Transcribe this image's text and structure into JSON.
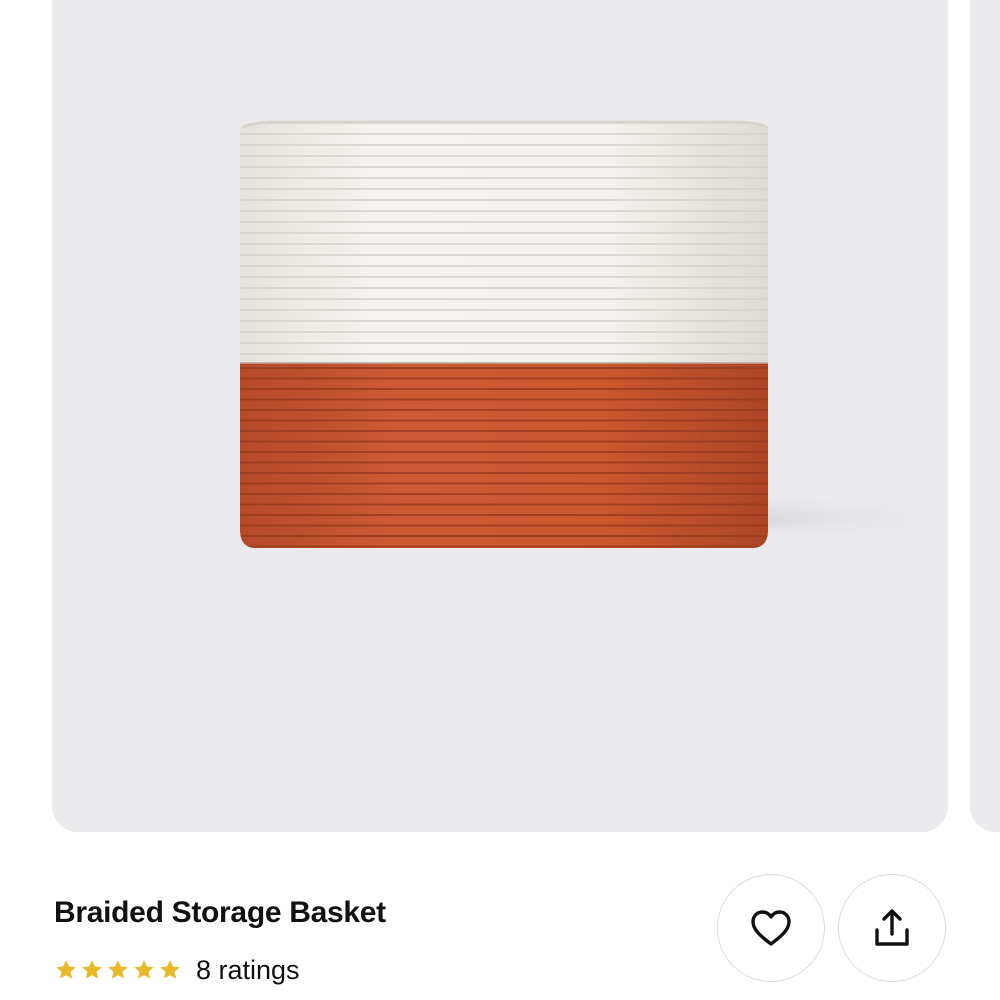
{
  "product": {
    "title": "Braided Storage Basket",
    "rating": {
      "stars": 5,
      "max_stars": 5,
      "count_label": "8 ratings"
    },
    "image": {
      "subject": "basket-photo",
      "colors": {
        "background": "#ebebed",
        "upper_band": "#f2f0ec",
        "lower_band": "#c5532f"
      }
    }
  },
  "actions": {
    "favorite_icon": "heart-icon",
    "share_icon": "share-upload-icon"
  },
  "colors": {
    "star": "#e8b92a",
    "text": "#111111",
    "button_border": "#dcdcdc"
  }
}
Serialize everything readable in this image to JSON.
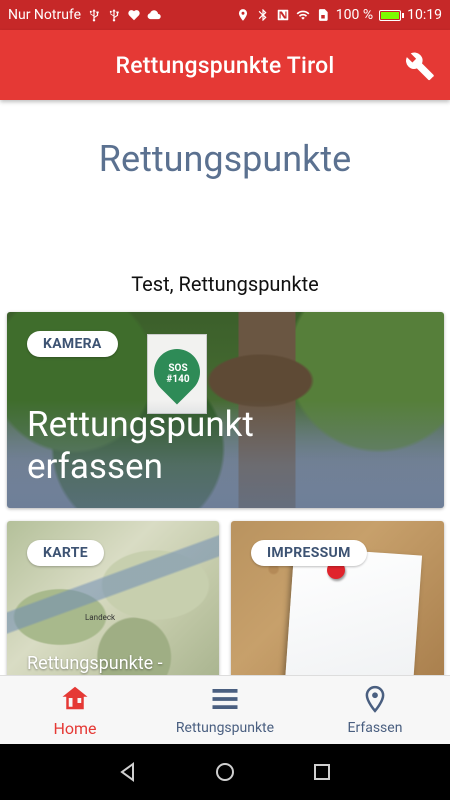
{
  "status_bar": {
    "carrier": "Nur Notrufe",
    "battery": "100 %",
    "battery_level": 1.0,
    "time": "10:19"
  },
  "app_bar": {
    "title": "Rettungspunkte Tirol",
    "settings_icon": "wrench-icon"
  },
  "main": {
    "heading": "Rettungspunkte",
    "subtitle": "Test, Rettungspunkte"
  },
  "cards": {
    "camera": {
      "chip": "KAMERA",
      "title_line1": "Rettungspunkt",
      "title_line2": "erfassen",
      "sign_text": "SOS #140"
    },
    "map": {
      "chip": "KARTE",
      "title": "Rettungspunkte -",
      "place_label": "Landeck"
    },
    "impressum": {
      "chip": "IMPRESSUM"
    }
  },
  "bottom_nav": {
    "items": [
      {
        "label": "Home",
        "icon": "home-icon",
        "active": true
      },
      {
        "label": "Rettungspunkte",
        "icon": "list-icon",
        "active": false
      },
      {
        "label": "Erfassen",
        "icon": "location-pin-icon",
        "active": false
      }
    ]
  },
  "colors": {
    "app_bar": "#e53935",
    "status_bar": "#c62828",
    "heading": "#5b7190",
    "nav_active": "#e53935",
    "nav_inactive": "#4a5f80"
  }
}
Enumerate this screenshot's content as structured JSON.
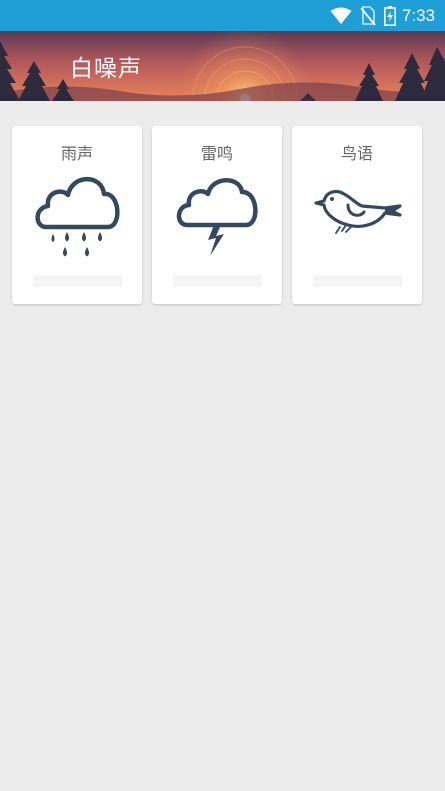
{
  "status_bar": {
    "time": "7:33",
    "icons": [
      "wifi-icon",
      "no-sim-icon",
      "battery-charging-icon"
    ],
    "color": "#1ea0d6"
  },
  "header": {
    "title": "白噪声"
  },
  "cards": [
    {
      "title": "雨声",
      "icon": "rain-cloud-icon"
    },
    {
      "title": "雷鸣",
      "icon": "thunder-cloud-icon"
    },
    {
      "title": "鸟语",
      "icon": "bird-icon"
    }
  ],
  "colors": {
    "icon": "#34495e",
    "background": "#ececec"
  }
}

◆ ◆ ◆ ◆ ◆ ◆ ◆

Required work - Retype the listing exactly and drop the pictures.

Solution for this problem -
Transcribe this image's text and structure into JSON.
{
  "product": {
    "title": "Braided Storage Basket",
    "rating": {
      "stars": 5,
      "max_stars": 5,
      "count_label": "8 ratings"
    },
    "image": {
      "subject": "basket-photo",
      "colors": {
        "background": "#ebebed",
        "upper_band": "#f2f0ec",
        "lower_band": "#c5532f"
      }
    }
  },
  "actions": {
    "favorite_icon": "heart-icon",
    "share_icon": "share-upload-icon"
  },
  "colors": {
    "star": "#e8b92a",
    "text": "#111111",
    "button_border": "#dcdcdc"
  }
}
Serialize everything readable in this image to JSON.
{
  "status_bar": {
    "carrier": "Nur Notrufe",
    "battery": "100 %",
    "battery_level": 1.0,
    "time": "10:19"
  },
  "app_bar": {
    "title": "Rettungspunkte Tirol",
    "settings_icon": "wrench-icon"
  },
  "main": {
    "heading": "Rettungspunkte",
    "subtitle": "Test, Rettungspunkte"
  },
  "cards": {
    "camera": {
      "chip": "KAMERA",
      "title_line1": "Rettungspunkt",
      "title_line2": "erfassen",
      "sign_text": "SOS #140"
    },
    "map": {
      "chip": "KARTE",
      "title": "Rettungspunkte -",
      "place_label": "Landeck"
    },
    "impressum": {
      "chip": "IMPRESSUM"
    }
  },
  "bottom_nav": {
    "items": [
      {
        "label": "Home",
        "icon": "home-icon",
        "active": true
      },
      {
        "label": "Rettungspunkte",
        "icon": "list-icon",
        "active": false
      },
      {
        "label": "Erfassen",
        "icon": "location-pin-icon",
        "active": false
      }
    ]
  },
  "colors": {
    "app_bar": "#e53935",
    "status_bar": "#c62828",
    "heading": "#5b7190",
    "nav_active": "#e53935",
    "nav_inactive": "#4a5f80"
  }
}
Enumerate this screenshot's content as structured JSON.
{
  "status_bar": {
    "time": "7:33",
    "icons": [
      "wifi-icon",
      "no-sim-icon",
      "battery-charging-icon"
    ],
    "color": "#1ea0d6"
  },
  "header": {
    "title": "白噪声"
  },
  "cards": [
    {
      "title": "雨声",
      "icon": "rain-cloud-icon"
    },
    {
      "title": "雷鸣",
      "icon": "thunder-cloud-icon"
    },
    {
      "title": "鸟语",
      "icon": "bird-icon"
    }
  ],
  "colors": {
    "icon": "#34495e",
    "background": "#ececec"
  }
}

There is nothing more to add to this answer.